And as we build new services and add features to existing services, we make sure they're continually user tested and audited for accessibility.
Everything is awesome?
So, in terms of accessibility, everything is awesome then? Not quite.
We have lots of PDFs. In particular, the filing history on our search services is made up of millions of PDFs. You might like PDFs (I do, in certain circumstances!) but for users with accessibility needs, PDFs can be a problem.
There's a project currently running to investigate the PDF issue – exploring how we may improve the accessibility of our PDFs (early proof of concept work has shown we can make them a lot better), and engaging with our users to find out how they want this sort of information. In (accessible) PDF form, as HTML documents? Some other way?
Inaccessible PDFs stop us claiming ‘full’ accessibility on virtually all of our services – you’ll see this in the accessibility statements. Once we solve this issue, we can proudly boast that our services meet the needs of all our users.
The work continues...
What else are we doing to help make our services more accessible?
- Raising awareness via show and tell sessions to various groups (colleagues, visitors to Companies House and so on)
- Raising awareness via talks at our regular Digital Showcases
- Our user research team ran interactive accessibility awareness sessions for colleagues (pre-COVID of course)
- We set up an 'accessibility champions' network within our Digital teams – a group to share ideas and experiences and to promote accessibility within each project team
- All members of my team have successfully completed, or are completing, formal training in Web Content Accessibility Guidelines (WCAG) 2.1 (the internationally recognised standard on web accessibility)
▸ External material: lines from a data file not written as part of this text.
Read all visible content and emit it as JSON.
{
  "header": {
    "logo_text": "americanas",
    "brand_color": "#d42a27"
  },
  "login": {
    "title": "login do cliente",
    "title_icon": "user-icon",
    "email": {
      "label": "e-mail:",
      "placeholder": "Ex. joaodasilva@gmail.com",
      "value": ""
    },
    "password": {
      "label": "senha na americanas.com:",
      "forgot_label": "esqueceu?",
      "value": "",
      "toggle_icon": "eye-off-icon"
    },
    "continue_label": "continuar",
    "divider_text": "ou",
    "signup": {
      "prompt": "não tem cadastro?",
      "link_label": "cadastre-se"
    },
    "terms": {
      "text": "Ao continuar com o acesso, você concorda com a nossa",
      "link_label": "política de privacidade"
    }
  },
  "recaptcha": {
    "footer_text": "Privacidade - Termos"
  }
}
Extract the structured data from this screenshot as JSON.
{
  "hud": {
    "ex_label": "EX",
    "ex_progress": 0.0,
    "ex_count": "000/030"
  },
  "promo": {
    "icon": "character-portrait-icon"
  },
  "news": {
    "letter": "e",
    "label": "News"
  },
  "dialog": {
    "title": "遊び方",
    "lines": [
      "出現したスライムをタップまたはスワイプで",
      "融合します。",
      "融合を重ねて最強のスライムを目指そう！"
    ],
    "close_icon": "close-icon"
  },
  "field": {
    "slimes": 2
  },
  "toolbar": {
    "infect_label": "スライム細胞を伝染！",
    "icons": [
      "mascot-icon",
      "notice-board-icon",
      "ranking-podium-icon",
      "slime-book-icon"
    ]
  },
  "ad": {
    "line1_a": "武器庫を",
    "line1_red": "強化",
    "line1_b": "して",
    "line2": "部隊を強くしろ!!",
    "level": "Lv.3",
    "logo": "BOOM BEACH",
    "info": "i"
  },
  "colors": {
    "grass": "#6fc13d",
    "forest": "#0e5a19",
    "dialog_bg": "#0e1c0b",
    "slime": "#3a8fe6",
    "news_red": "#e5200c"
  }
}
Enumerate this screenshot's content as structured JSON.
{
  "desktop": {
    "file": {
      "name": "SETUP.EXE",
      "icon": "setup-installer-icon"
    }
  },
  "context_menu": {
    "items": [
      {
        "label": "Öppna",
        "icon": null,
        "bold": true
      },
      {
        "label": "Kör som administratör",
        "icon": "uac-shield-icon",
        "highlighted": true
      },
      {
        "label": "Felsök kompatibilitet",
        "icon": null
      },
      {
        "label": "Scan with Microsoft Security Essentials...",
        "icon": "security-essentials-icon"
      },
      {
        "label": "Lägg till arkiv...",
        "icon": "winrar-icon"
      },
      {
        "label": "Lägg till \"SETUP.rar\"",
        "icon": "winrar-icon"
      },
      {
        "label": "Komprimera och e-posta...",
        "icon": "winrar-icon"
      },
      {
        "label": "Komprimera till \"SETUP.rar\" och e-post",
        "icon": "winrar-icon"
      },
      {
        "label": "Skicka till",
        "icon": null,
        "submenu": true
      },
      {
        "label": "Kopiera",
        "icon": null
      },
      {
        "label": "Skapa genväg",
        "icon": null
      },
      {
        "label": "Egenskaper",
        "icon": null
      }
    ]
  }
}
- Working with our External Communications team to make sure content on the Companies House website is as accessible as it can be (for example, they're publishing more content in HTML format rather than PDF, such as the recent Business Plan 2020/2021)
- Working with Internal Communications and other teams in Companies House to provide guidance on the accessibility of our upcoming new Intranet, plus other internal tools and services
- Before the pandemic hit, plans were in place for an accessibility/empathy lab at our Cardiff office – that’s on hold at moment, for obvious reasons
Our 5-year strategy details a new vision for Companies House and outlines our commitment to driving confidence in the UK economy.
Read more about how we’re helping to make the UK the best place to start and run a business.